The main, or rather the new, couple in Blossom Street Brides is Lauren and Rooster. Like almost all Blossom Street heroines, Lauren is a knitter who buys yarn at A Good Yarn. She’s just getting out of a dead-end relationship. Rooster is Max’s friend and business partner; Max and Bethanne featured in an earlier book in the series. Lauren and Rooster appear unsuited, but Rooster’s biker exterior hides a caring heart and the deep courtesy of a gentleman, and despite her sophisticated polish, Lauren values the things that really matter, not surface appearances. The couple’s attraction leans toward instalove, but Macomber pulls it off.
Two other stories get nearly equal page time. The strain of a long-distance marriage is beginning to tell on Max and Bethanne’s relationship, and the machinations of Bethanne’s self-centered ex aren’t helping matters. Meanwhile, yarn shop owner Lydia and her husband Brad are dealing with the twin stresses of Lydia’s mother’s increasing dementia and their adopted daughter’s frequent nightmares. There’s also a small subplot involving the 19-year-old daughter of Lauren’s best friend and employer, Elise.

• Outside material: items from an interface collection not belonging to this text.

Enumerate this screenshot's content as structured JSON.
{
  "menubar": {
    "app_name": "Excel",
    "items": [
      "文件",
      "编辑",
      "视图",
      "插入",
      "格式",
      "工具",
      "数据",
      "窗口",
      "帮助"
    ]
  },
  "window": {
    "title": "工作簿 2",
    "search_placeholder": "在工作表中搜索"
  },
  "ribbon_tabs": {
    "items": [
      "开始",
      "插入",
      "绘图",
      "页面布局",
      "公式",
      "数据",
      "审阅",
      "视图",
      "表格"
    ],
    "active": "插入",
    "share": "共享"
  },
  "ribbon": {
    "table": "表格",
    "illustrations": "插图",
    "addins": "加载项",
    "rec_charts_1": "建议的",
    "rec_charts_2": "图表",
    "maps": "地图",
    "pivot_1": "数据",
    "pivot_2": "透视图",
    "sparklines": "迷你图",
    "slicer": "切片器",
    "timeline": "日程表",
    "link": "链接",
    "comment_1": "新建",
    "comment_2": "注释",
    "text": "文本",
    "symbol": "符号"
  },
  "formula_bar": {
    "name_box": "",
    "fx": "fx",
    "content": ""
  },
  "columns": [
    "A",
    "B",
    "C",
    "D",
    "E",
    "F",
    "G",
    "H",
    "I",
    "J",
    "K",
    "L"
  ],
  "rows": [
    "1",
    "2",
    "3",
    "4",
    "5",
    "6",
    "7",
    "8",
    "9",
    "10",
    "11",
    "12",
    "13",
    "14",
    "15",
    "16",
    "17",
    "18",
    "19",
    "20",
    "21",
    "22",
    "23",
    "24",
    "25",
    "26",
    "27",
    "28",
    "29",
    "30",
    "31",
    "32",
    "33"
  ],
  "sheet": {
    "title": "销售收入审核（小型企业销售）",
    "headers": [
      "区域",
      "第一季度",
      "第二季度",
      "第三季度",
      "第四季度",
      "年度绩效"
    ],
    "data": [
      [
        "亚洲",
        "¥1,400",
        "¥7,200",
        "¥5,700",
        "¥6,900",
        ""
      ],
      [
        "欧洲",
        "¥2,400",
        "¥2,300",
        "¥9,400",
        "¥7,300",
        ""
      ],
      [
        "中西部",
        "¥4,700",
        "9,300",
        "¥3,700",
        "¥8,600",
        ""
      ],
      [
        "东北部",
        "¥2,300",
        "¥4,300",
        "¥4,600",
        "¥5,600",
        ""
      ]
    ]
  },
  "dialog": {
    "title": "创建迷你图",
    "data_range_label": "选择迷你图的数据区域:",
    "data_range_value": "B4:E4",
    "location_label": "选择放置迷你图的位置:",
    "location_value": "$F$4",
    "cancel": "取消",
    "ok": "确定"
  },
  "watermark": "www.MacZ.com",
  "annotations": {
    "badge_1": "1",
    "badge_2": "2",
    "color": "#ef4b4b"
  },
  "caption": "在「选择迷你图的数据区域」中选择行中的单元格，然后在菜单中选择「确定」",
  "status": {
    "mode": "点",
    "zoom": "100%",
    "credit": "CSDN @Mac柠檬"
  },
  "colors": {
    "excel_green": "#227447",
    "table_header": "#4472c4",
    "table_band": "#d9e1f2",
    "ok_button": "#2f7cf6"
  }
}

Like any long-running drama or soap opera, it can be a little tough to jump into the series partway through. Macomber skillfully weaves in all the backstory you need to know, but unless you’ve spent time on Blossom Street before, it may be difficult to care as much about the ongoing characters as you do the focal couple. Since the latter are only “onstage” for about a third to half of Blossom Street Brides, new readers may find themselves a little frustrated at first, but that should fade quickly. Fans, on the other hand, will welcome the chance to spend some quality time with old friends.
Rating: 3.5 stars
Category: Women’s fiction
Series: Blossom Street
Release date: March 25, 2014
Book source: public library